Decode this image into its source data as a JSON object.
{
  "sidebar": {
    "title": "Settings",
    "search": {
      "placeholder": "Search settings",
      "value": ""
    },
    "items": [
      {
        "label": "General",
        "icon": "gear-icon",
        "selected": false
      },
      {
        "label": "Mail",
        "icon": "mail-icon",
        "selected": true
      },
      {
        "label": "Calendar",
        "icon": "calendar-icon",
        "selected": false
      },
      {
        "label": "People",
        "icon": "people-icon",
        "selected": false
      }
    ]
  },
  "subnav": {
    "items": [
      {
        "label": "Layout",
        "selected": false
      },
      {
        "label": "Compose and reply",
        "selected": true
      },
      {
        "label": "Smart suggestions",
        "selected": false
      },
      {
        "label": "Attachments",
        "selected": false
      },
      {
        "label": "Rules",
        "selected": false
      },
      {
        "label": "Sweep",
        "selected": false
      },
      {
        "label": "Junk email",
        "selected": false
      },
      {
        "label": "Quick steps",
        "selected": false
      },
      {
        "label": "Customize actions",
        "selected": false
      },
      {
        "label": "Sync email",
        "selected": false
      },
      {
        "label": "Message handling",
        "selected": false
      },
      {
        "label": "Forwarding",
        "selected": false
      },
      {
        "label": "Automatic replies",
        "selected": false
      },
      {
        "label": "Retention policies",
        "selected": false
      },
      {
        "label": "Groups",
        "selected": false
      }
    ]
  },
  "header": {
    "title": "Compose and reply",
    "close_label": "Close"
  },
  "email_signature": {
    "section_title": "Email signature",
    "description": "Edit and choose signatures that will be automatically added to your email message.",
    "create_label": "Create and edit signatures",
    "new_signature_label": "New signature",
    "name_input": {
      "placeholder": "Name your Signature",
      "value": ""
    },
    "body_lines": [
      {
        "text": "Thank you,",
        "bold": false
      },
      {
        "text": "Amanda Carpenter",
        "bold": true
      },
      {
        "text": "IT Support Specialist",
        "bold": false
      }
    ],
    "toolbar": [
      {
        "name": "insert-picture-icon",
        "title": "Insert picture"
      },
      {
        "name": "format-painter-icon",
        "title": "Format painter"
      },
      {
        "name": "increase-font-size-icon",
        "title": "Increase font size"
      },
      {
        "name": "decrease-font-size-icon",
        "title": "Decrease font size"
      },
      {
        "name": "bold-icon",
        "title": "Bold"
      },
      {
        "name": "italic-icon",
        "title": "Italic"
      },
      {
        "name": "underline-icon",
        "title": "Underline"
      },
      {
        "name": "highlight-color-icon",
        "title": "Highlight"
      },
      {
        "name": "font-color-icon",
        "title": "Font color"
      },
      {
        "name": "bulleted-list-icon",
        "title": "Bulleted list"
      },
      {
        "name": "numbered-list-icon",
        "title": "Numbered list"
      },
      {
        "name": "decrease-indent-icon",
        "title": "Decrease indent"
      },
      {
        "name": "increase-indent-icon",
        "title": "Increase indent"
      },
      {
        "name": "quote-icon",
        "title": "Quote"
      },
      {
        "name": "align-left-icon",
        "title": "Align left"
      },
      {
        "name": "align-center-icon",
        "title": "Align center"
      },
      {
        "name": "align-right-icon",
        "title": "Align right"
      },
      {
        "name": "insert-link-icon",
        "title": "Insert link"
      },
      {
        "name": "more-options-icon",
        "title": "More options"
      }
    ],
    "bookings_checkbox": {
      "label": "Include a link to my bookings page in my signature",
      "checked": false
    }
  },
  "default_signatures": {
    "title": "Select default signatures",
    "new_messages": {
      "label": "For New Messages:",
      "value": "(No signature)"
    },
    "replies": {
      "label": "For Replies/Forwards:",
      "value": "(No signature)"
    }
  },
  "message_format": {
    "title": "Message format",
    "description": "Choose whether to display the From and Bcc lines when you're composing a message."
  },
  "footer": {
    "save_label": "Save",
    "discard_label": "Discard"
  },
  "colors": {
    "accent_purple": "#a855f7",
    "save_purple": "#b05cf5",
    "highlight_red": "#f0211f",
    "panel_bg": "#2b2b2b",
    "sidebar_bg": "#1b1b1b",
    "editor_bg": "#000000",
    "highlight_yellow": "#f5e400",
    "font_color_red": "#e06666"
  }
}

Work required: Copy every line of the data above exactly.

Reply:
Decode this image into its source data as a JSON object.
{
  "sidebar": {
    "title": "Settings",
    "search": {
      "placeholder": "Search settings",
      "value": ""
    },
    "items": [
      {
        "label": "General",
        "icon": "gear-icon",
        "selected": false
      },
      {
        "label": "Mail",
        "icon": "mail-icon",
        "selected": true
      },
      {
        "label": "Calendar",
        "icon": "calendar-icon",
        "selected": false
      },
      {
        "label": "People",
        "icon": "people-icon",
        "selected": false
      }
    ]
  },
  "subnav": {
    "items": [
      {
        "label": "Layout",
        "selected": false
      },
      {
        "label": "Compose and reply",
        "selected": true
      },
      {
        "label": "Smart suggestions",
        "selected": false
      },
      {
        "label": "Attachments",
        "selected": false
      },
      {
        "label": "Rules",
        "selected": false
      },
      {
        "label": "Sweep",
        "selected": false
      },
      {
        "label": "Junk email",
        "selected": false
      },
      {
        "label": "Quick steps",
        "selected": false
      },
      {
        "label": "Customize actions",
        "selected": false
      },
      {
        "label": "Sync email",
        "selected": false
      },
      {
        "label": "Message handling",
        "selected": false
      },
      {
        "label": "Forwarding",
        "selected": false
      },
      {
        "label": "Automatic replies",
        "selected": false
      },
      {
        "label": "Retention policies",
        "selected": false
      },
      {
        "label": "Groups",
        "selected": false
      }
    ]
  },
  "header": {
    "title": "Compose and reply",
    "close_label": "Close"
  },
  "email_signature": {
    "section_title": "Email signature",
    "description": "Edit and choose signatures that will be automatically added to your email message.",
    "create_label": "Create and edit signatures",
    "new_signature_label": "New signature",
    "name_input": {
      "placeholder": "Name your Signature",
      "value": ""
    },
    "body_lines": [
      {
        "text": "Thank you,",
        "bold": false
      },
      {
        "text": "Amanda Carpenter",
        "bold": true
      },
      {
        "text": "IT Support Specialist",
        "bold": false
      }
    ],
    "toolbar": [
      {
        "name": "insert-picture-icon",
        "title": "Insert picture"
      },
      {
        "name": "format-painter-icon",
        "title": "Format painter"
      },
      {
        "name": "increase-font-size-icon",
        "title": "Increase font size"
      },
      {
        "name": "decrease-font-size-icon",
        "title": "Decrease font size"
      },
      {
        "name": "bold-icon",
        "title": "Bold"
      },
      {
        "name": "italic-icon",
        "title": "Italic"
      },
      {
        "name": "underline-icon",
        "title": "Underline"
      },
      {
        "name": "highlight-color-icon",
        "title": "Highlight"
      },
      {
        "name": "font-color-icon",
        "title": "Font color"
      },
      {
        "name": "bulleted-list-icon",
        "title": "Bulleted list"
      },
      {
        "name": "numbered-list-icon",
        "title": "Numbered list"
      },
      {
        "name": "decrease-indent-icon",
        "title": "Decrease indent"
      },
      {
        "name": "increase-indent-icon",
        "title": "Increase indent"
      },
      {
        "name": "quote-icon",
        "title": "Quote"
      },
      {
        "name": "align-left-icon",
        "title": "Align left"
      },
      {
        "name": "align-center-icon",
        "title": "Align center"
      },
      {
        "name": "align-right-icon",
        "title": "Align right"
      },
      {
        "name": "insert-link-icon",
        "title": "Insert link"
      },
      {
        "name": "more-options-icon",
        "title": "More options"
      }
    ],
    "bookings_checkbox": {
      "label": "Include a link to my bookings page in my signature",
      "checked": false
    }
  },
  "default_signatures": {
    "title": "Select default signatures",
    "new_messages": {
      "label": "For New Messages:",
      "value": "(No signature)"
    },
    "replies": {
      "label": "For Replies/Forwards:",
      "value": "(No signature)"
    }
  },
  "message_format": {
    "title": "Message format",
    "description": "Choose whether to display the From and Bcc lines when you're composing a message."
  },
  "footer": {
    "save_label": "Save",
    "discard_label": "Discard"
  },
  "colors": {
    "accent_purple": "#a855f7",
    "save_purple": "#b05cf5",
    "highlight_red": "#f0211f",
    "panel_bg": "#2b2b2b",
    "sidebar_bg": "#1b1b1b",
    "editor_bg": "#000000",
    "highlight_yellow": "#f5e400",
    "font_color_red": "#e06666"
  }
}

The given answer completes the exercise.